Runs along the river Thames in Oxford at this time of year really do give a postcard perfect scene. Lines of houseboats moored to the riverbank showing off flower pots, vegetable patches, bicycles partly rusting. Curtains on the windows are pulled apart revealing people cooking, eating, sleeping all in complete safety. No fear of sinking, of drifting, of waking to find themselves away from the shore. All trust, complete confidence and perfect peace of the hearts of people in the boat is thanks to the anchor outside.
As long as the anchor remains outside and offboard, the boat is safe, kept steady and close to the shore.
When the anchor remains inside the boat, it only serves to weigh the boat down, to add to the load.
As long as our faith remains anchored in self, it only serves to drag and weigh down, to sink us under the pressure of pride, burden or despair. It is a sinking faith.
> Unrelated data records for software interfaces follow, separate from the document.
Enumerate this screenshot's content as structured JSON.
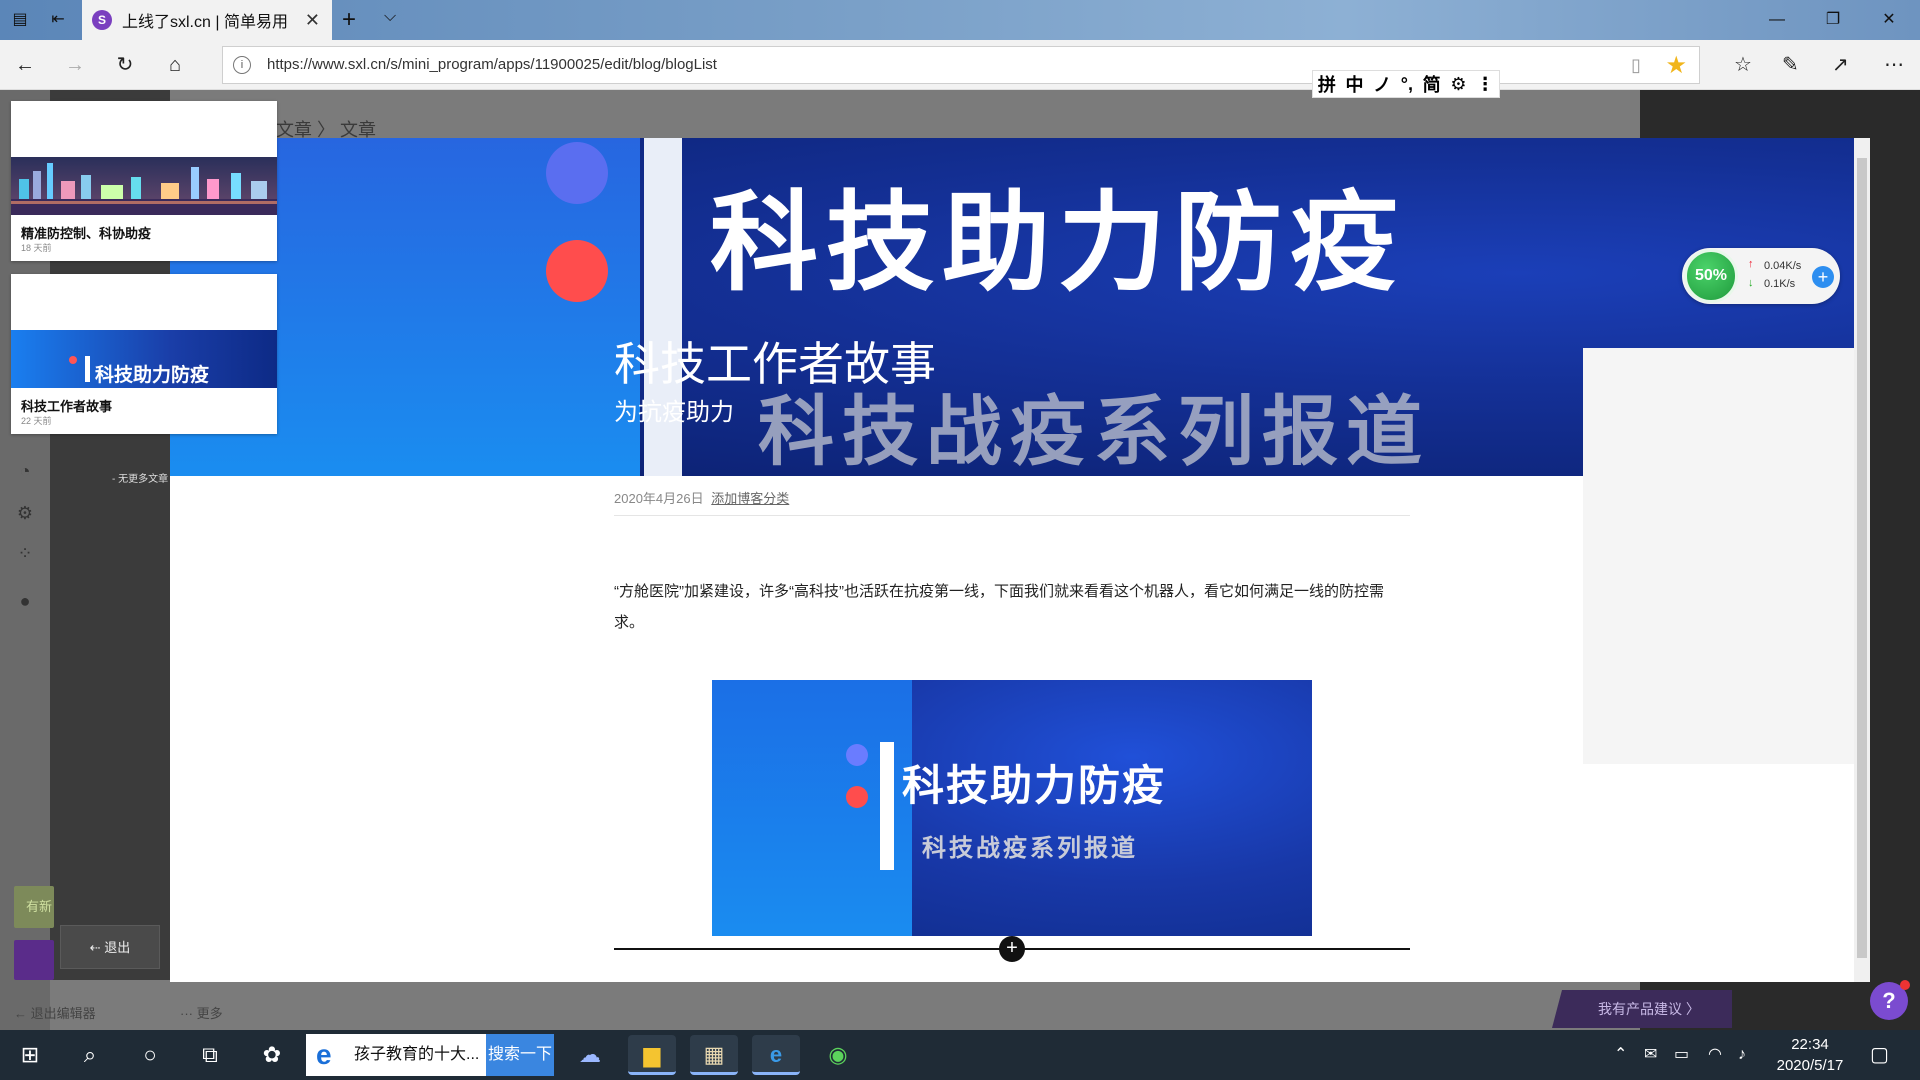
{
  "browser": {
    "tab_title": "上线了sxl.cn | 简单易用",
    "tab_favicon": "S",
    "url": "https://www.sxl.cn/s/mini_program/apps/11900025/edit/blog/blogList",
    "ime_toolbar": [
      "拼",
      "中",
      "ノ",
      "°,",
      "简",
      "⚙",
      "⋮"
    ]
  },
  "page": {
    "breadcrumb": "文章  〉 文章",
    "no_more_articles": "- 无更多文章",
    "logout_label": "退出",
    "exit_editor_label": "退出编辑器",
    "more_label": "··· 更多",
    "green_stub_label": "有新",
    "suggestion_label": "我有产品建议",
    "help_label": "?"
  },
  "cards": [
    {
      "title": "精准防控制、科协助疫",
      "time": "18 天前"
    },
    {
      "title": "科技工作者故事",
      "time": "22 天前",
      "thumb_text": "科技助力防疫"
    }
  ],
  "article": {
    "banner_text": "科技助力防疫",
    "banner_series": "科技战疫系列报道",
    "title": "科技工作者故事",
    "subtitle": "为抗疫助力",
    "date": "2020年4月26日",
    "category_link": "添加博客分类",
    "body": "“方舱医院”加紧建设，许多“高科技”也活跃在抗疫第一线，下面我们就来看看这个机器人，看它如何满足一线的防控需求。",
    "image_title": "科技助力防疫",
    "image_subtitle": "科技战疫系列报道",
    "add_block_label": "+"
  },
  "network_widget": {
    "percent": "50%",
    "upload": "0.04K/s",
    "download": "0.1K/s"
  },
  "taskbar": {
    "search_text": "孩子教育的十大...",
    "search_button": "搜索一下",
    "time": "22:34",
    "date": "2020/5/17"
  },
  "colors": {
    "accent": "#7b4bd0",
    "banner_blue": "#143096",
    "taskbar": "#1f2b36"
  }
}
But we have an anchor for our souls, an anchor that bears the burden, that keeps us afloat even during stormy waters. We have a confidence and hope that comes not from inside but rather outside ourselves. A faith that saves rather than sinks.
“Hope that is seen is not hope; but glorious is the faith which sees him who is invisible and grasps the substance of the things not seen as yet.”
Spurgeon’s words point us to the beautiful wonder of faith: that it is both not a work at all and the best of works. It rests fully on Jesus, the unseen anchor of our souls, and it launches itself and grasps on.
We all know those moments in a film when a boat is in trouble, usually on a stormy sea, and the sailors desperately throw cargo overboard to lighten the load and keep the boat afloat.
The Bible calls us to ‘cast all our fears and anxieties on Him for He cares for you.’
Faith demands that we launch, hurl, throw, cast overboard all pride and hope, all shame and despair, all desires and fears. As an anchor is hurled overboard to take root and steady the boat, we launch ourselves, with all our heart, with complete surrender, fully offloading all the burden and weight onto Him who bears us up.
Take the anchor of faith in self from weighing down the boat onboard, and fling it overboard, hurl it into the sea, into the deep waters of God’s love for you, to take hold and grasp onto Christ alone. To avoid sinking, there is no other option but surrendering self to the true anchor of our souls, to hope in Christ alone. If the anchor remains onboard it is merely a sinking weight of faith in self.
Saving faith is anchoring our hearts, our hope, confidence and trust in Him alone, casting all hopes and desires overboard not to be lost at sea but to be surrendered to Jesus and anchored in Him.
Saving faith is throwing ourselves onto our gracious merciful God, offloading to Him and confessing all our shame and sin, knowing that he casts our sin into the depths of the sea. This is our hope. This hope is a strong and trustworthy anchor for our souls.
Micah 7v19: He casts all our sin into the depths of the sea
Hebrews 6v19: This hope is a strong and trustworthy anchor for our souls.